◆ TASK ◆
Word for word, repeat all of the entries.
=== DATASET RECORDS ===
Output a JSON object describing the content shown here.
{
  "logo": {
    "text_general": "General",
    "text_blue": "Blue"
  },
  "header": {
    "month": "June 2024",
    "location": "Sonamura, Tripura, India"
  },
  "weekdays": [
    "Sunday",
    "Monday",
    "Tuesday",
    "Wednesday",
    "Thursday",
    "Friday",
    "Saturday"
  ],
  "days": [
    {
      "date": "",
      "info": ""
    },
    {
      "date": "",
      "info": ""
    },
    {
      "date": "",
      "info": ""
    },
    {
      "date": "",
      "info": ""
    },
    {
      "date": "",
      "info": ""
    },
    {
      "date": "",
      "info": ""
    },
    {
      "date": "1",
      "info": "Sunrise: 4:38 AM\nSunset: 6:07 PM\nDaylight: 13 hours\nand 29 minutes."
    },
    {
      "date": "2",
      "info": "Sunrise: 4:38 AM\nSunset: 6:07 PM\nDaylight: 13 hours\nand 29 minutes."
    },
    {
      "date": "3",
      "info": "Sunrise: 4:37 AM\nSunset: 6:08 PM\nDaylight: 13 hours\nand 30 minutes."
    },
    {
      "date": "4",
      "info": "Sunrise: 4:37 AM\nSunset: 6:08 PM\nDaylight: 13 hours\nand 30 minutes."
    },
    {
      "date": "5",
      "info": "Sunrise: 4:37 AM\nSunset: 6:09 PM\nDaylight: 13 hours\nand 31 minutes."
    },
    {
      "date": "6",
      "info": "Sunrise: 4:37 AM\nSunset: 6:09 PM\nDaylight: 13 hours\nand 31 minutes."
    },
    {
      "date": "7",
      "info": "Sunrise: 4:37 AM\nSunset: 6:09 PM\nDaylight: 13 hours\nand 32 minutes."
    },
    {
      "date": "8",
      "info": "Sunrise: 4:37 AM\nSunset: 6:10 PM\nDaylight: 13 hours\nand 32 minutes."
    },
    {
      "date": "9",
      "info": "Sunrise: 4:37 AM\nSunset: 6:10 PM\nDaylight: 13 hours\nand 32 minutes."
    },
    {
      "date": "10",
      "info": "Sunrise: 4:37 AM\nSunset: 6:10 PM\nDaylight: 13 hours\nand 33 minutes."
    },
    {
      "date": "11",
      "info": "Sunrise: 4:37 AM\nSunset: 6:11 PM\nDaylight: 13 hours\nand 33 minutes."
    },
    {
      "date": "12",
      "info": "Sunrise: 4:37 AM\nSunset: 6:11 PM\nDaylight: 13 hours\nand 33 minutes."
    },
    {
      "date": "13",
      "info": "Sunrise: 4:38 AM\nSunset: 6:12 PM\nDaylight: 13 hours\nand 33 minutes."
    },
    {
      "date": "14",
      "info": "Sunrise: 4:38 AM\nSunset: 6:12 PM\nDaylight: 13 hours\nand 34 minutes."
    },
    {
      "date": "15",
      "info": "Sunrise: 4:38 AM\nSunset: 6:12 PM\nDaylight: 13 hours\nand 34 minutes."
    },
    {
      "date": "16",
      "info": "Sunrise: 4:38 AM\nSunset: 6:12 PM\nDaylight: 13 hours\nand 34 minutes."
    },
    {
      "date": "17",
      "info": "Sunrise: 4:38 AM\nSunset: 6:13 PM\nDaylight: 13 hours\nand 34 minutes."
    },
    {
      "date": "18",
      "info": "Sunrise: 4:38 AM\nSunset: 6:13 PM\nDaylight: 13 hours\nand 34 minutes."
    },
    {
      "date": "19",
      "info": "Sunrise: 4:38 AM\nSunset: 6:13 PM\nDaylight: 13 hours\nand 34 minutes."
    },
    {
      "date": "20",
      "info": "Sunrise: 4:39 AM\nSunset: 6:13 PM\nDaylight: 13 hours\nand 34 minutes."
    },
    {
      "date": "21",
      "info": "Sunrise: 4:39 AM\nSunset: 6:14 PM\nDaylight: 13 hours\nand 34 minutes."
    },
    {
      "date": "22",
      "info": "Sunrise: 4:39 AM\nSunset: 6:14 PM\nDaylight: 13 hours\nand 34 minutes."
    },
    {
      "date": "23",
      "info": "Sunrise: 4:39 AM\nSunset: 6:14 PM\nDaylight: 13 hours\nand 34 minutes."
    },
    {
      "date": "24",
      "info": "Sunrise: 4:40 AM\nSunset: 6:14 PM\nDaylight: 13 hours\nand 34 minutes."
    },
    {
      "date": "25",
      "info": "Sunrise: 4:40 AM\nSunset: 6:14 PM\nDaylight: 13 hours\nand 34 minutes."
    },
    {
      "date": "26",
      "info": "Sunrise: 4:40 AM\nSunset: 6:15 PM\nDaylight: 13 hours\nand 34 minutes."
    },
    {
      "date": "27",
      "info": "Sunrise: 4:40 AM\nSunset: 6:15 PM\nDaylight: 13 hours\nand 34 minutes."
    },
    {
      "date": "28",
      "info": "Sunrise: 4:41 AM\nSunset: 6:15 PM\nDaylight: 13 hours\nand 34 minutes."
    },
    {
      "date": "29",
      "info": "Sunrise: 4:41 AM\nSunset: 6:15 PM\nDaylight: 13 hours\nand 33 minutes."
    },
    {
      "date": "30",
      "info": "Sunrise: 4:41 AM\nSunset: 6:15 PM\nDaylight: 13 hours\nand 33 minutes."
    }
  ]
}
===
◆ YOUR RESPONSE ◆
Output a JSON object describing the content shown here.
{
  "logo": {
    "text_general": "General",
    "text_blue": "Blue"
  },
  "header": {
    "month": "June 2024",
    "location": "Sonamura, Tripura, India"
  },
  "weekdays": [
    "Sunday",
    "Monday",
    "Tuesday",
    "Wednesday",
    "Thursday",
    "Friday",
    "Saturday"
  ],
  "days": [
    {
      "date": "",
      "info": ""
    },
    {
      "date": "",
      "info": ""
    },
    {
      "date": "",
      "info": ""
    },
    {
      "date": "",
      "info": ""
    },
    {
      "date": "",
      "info": ""
    },
    {
      "date": "",
      "info": ""
    },
    {
      "date": "1",
      "info": "Sunrise: 4:38 AM\nSunset: 6:07 PM\nDaylight: 13 hours\nand 29 minutes."
    },
    {
      "date": "2",
      "info": "Sunrise: 4:38 AM\nSunset: 6:07 PM\nDaylight: 13 hours\nand 29 minutes."
    },
    {
      "date": "3",
      "info": "Sunrise: 4:37 AM\nSunset: 6:08 PM\nDaylight: 13 hours\nand 30 minutes."
    },
    {
      "date": "4",
      "info": "Sunrise: 4:37 AM\nSunset: 6:08 PM\nDaylight: 13 hours\nand 30 minutes."
    },
    {
      "date": "5",
      "info": "Sunrise: 4:37 AM\nSunset: 6:09 PM\nDaylight: 13 hours\nand 31 minutes."
    },
    {
      "date": "6",
      "info": "Sunrise: 4:37 AM\nSunset: 6:09 PM\nDaylight: 13 hours\nand 31 minutes."
    },
    {
      "date": "7",
      "info": "Sunrise: 4:37 AM\nSunset: 6:09 PM\nDaylight: 13 hours\nand 32 minutes."
    },
    {
      "date": "8",
      "info": "Sunrise: 4:37 AM\nSunset: 6:10 PM\nDaylight: 13 hours\nand 32 minutes."
    },
    {
      "date": "9",
      "info": "Sunrise: 4:37 AM\nSunset: 6:10 PM\nDaylight: 13 hours\nand 32 minutes."
    },
    {
      "date": "10",
      "info": "Sunrise: 4:37 AM\nSunset: 6:10 PM\nDaylight: 13 hours\nand 33 minutes."
    },
    {
      "date": "11",
      "info": "Sunrise: 4:37 AM\nSunset: 6:11 PM\nDaylight: 13 hours\nand 33 minutes."
    },
    {
      "date": "12",
      "info": "Sunrise: 4:37 AM\nSunset: 6:11 PM\nDaylight: 13 hours\nand 33 minutes."
    },
    {
      "date": "13",
      "info": "Sunrise: 4:38 AM\nSunset: 6:12 PM\nDaylight: 13 hours\nand 33 minutes."
    },
    {
      "date": "14",
      "info": "Sunrise: 4:38 AM\nSunset: 6:12 PM\nDaylight: 13 hours\nand 34 minutes."
    },
    {
      "date": "15",
      "info": "Sunrise: 4:38 AM\nSunset: 6:12 PM\nDaylight: 13 hours\nand 34 minutes."
    },
    {
      "date": "16",
      "info": "Sunrise: 4:38 AM\nSunset: 6:12 PM\nDaylight: 13 hours\nand 34 minutes."
    },
    {
      "date": "17",
      "info": "Sunrise: 4:38 AM\nSunset: 6:13 PM\nDaylight: 13 hours\nand 34 minutes."
    },
    {
      "date": "18",
      "info": "Sunrise: 4:38 AM\nSunset: 6:13 PM\nDaylight: 13 hours\nand 34 minutes."
    },
    {
      "date": "19",
      "info": "Sunrise: 4:38 AM\nSunset: 6:13 PM\nDaylight: 13 hours\nand 34 minutes."
    },
    {
      "date": "20",
      "info": "Sunrise: 4:39 AM\nSunset: 6:13 PM\nDaylight: 13 hours\nand 34 minutes."
    },
    {
      "date": "21",
      "info": "Sunrise: 4:39 AM\nSunset: 6:14 PM\nDaylight: 13 hours\nand 34 minutes."
    },
    {
      "date": "22",
      "info": "Sunrise: 4:39 AM\nSunset: 6:14 PM\nDaylight: 13 hours\nand 34 minutes."
    },
    {
      "date": "23",
      "info": "Sunrise: 4:39 AM\nSunset: 6:14 PM\nDaylight: 13 hours\nand 34 minutes."
    },
    {
      "date": "24",
      "info": "Sunrise: 4:40 AM\nSunset: 6:14 PM\nDaylight: 13 hours\nand 34 minutes."
    },
    {
      "date": "25",
      "info": "Sunrise: 4:40 AM\nSunset: 6:14 PM\nDaylight: 13 hours\nand 34 minutes."
    },
    {
      "date": "26",
      "info": "Sunrise: 4:40 AM\nSunset: 6:15 PM\nDaylight: 13 hours\nand 34 minutes."
    },
    {
      "date": "27",
      "info": "Sunrise: 4:40 AM\nSunset: 6:15 PM\nDaylight: 13 hours\nand 34 minutes."
    },
    {
      "date": "28",
      "info": "Sunrise: 4:41 AM\nSunset: 6:15 PM\nDaylight: 13 hours\nand 34 minutes."
    },
    {
      "date": "29",
      "info": "Sunrise: 4:41 AM\nSunset: 6:15 PM\nDaylight: 13 hours\nand 33 minutes."
    },
    {
      "date": "30",
      "info": "Sunrise: 4:41 AM\nSunset: 6:15 PM\nDaylight: 13 hours\nand 33 minutes."
    }
  ]
}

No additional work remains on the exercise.